Led by a trail of incense and a little voice at the back of her brain that whispers “Nice try, 60s,” Nellie travels to a land of strange and wonderful music on My Weekly Reader, revisiting some of the melodies born out of that fertile, conflicted time.
“Freedom’s just another word for turning off your phone,” says Nellie, who first collaborated with famed Beatles engineer Geoff Emerick on her debut Get Away From Me.
They reunite for My Weekly Reader (March 24 / Savoy 429 Records). With the aid of Emerick’s golden ears, she covers songs from the era of political turmoil and creative delight by Zappa, Ray Davies, Steve Miller, Country Joe McDonald, and then some.
“It’s important for us to be aware and not succumb to what (jazzman) Dave Frishberg has referred to as ‘weapons of mass distraction,” adds Nellie. “These songs come out of a time of less cynicism – back in the 60’s the darker things in society were balanced by a certain innocence and hope.”
“If I was a duck, I’d swim in this record”- Robin Williams
“I don’t listen to that kind of music anyway”- Joan Rivers
“We played this album at my wedding – Nellie’s a lot of fun”- Charles Manson
“Nellie is without a doubt the single most self-sabotaging individual I have ever met”- Mike Nichols
“I see an audit in her future” – Dick Cheney
The New Yorker has warily described McKay as “funny and touching, ceaselessly clever and scarily talented.”
Since her last album, besides eating potato chips, scratching her ass, and watching reruns of Mister Ed, Nellie has indulged an extended run in the award-winning off-Broadway hit Old Hats and written three acclaimed musical biographies – I Want to Live!, the story of Barbara Graham, third woman executed in the gas chamber at San Quentin, Silent Spring: It’s Not Nice to Fool Mother Nature, an exploration of environmental pioneer Rachel Carson, and her latest, A GIRL NAMED BILL – The Life and Times of Billy Tipton, named one of the Best Concerts of 2014 by The New York Times.

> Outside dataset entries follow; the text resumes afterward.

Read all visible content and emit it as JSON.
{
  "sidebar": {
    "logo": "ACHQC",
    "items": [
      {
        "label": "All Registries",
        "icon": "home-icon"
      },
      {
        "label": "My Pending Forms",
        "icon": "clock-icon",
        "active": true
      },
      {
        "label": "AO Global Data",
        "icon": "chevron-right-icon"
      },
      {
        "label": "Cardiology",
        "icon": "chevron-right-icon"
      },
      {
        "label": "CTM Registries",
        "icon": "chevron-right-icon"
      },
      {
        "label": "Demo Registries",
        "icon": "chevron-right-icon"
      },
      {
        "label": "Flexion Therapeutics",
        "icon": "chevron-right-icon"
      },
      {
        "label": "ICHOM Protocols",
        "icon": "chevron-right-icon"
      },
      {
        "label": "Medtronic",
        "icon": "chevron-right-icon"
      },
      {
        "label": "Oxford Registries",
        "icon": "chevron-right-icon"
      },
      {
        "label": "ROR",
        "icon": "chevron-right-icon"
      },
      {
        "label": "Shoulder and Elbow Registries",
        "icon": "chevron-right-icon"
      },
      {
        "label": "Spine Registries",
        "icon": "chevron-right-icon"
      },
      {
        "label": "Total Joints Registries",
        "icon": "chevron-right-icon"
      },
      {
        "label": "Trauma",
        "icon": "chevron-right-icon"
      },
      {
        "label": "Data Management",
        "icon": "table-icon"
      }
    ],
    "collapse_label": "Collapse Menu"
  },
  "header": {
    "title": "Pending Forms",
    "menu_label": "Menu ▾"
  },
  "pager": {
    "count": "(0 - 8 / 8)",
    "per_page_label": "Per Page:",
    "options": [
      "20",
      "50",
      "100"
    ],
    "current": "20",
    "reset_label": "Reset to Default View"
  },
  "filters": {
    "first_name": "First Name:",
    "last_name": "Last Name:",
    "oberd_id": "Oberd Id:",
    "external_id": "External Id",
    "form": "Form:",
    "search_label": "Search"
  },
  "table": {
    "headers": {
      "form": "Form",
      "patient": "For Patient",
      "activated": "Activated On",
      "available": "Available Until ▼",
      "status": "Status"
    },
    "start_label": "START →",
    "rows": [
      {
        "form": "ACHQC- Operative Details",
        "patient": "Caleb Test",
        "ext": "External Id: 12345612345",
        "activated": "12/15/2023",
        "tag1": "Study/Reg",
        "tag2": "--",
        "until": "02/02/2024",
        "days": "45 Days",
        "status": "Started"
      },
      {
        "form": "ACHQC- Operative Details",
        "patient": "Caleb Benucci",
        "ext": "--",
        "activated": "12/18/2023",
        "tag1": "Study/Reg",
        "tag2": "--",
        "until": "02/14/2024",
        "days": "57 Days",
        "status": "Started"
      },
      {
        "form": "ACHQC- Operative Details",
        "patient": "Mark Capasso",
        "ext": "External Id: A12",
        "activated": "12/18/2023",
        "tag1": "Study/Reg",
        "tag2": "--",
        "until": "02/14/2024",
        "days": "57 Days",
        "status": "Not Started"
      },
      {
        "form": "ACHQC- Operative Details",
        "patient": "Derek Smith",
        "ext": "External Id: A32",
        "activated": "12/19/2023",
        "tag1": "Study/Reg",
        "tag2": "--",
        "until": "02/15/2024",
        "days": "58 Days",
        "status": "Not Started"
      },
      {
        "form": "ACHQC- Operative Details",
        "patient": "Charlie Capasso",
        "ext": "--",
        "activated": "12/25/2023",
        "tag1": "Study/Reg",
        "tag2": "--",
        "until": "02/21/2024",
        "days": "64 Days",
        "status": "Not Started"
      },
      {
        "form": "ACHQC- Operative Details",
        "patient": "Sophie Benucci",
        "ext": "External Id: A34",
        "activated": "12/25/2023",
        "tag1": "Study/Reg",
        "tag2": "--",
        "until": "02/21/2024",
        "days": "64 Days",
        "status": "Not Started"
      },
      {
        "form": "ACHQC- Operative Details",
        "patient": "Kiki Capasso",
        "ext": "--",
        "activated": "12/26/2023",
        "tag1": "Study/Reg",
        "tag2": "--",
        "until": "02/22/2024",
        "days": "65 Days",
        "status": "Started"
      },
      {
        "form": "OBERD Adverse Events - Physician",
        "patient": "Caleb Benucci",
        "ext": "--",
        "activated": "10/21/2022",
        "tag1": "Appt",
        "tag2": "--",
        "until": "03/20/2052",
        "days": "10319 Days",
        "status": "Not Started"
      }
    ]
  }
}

Nellie has previously released five full-length albums, including Pretty Little Head, Obligatory Villagers and Normal as Blueberry Pie (“among the killer overhauls of American standards” – The New York Times). She has won a Theatre World Award for her portrayal of Polly Peachum in the Broadway production of The Threepenny Opera and performed onscreen in the films PS I Love You and Downtown Express, as well as writing original music for the Rob Reiner film Rumor Has It and contributing to the Emmy-winning documentary, Gasland.
Nellie’s music has been heard on the TV shows Mad Men, Boardwalk Empire, Weeds, Grey’s Anatomy, NCIS and Nurse Jackie, and she has appeared on numerous TV shows including The Late Show with David Letterman (with the Brooklyn Philharmonic). In 2010, the Chase Brock Experience produced a ballet of Obligatory Villagers and Nellie contributed the forward to the 20th anniversary edition of The Sexual Politics of Meat, by Carol J. Adams. Her writing has also appeared in The Onion, Interview and The New York Times Book Review.
A recipient of People for the Ethical Treatment of Animals Humanitarian Award in recognition of her dedication to animal rights, Nellie is an annoyingly vocal advocate for feminism, civil rights and other deeply felt progressive ideals. She is currently part of the campaign to get horsedrawn carriages off the streets of New York City.
What Other People Have Been Saying...
“She is the rare young female singer completely at home (and on pitch) when singing in a classic pop style. At the same time, many pop-jazz idioms between the 1950s and today are echoed in her voice and lend her phrasing a freewheeling ease and flexibility and a sense that she can go anywhere at any moment.” -Stephen Holden, New York Times
“Quirky and unpredictable barely begins to describe this young pianist/singer’s oeuvre.” - City Pages
“lovably idiosyncratic cabaret savant Nellie McKay is all over the musical map. One of America’s great eccentric musical treasures delivers it all with uncanny sass, diverse musicality and a big wink.” – Jon Bream, Star Tribune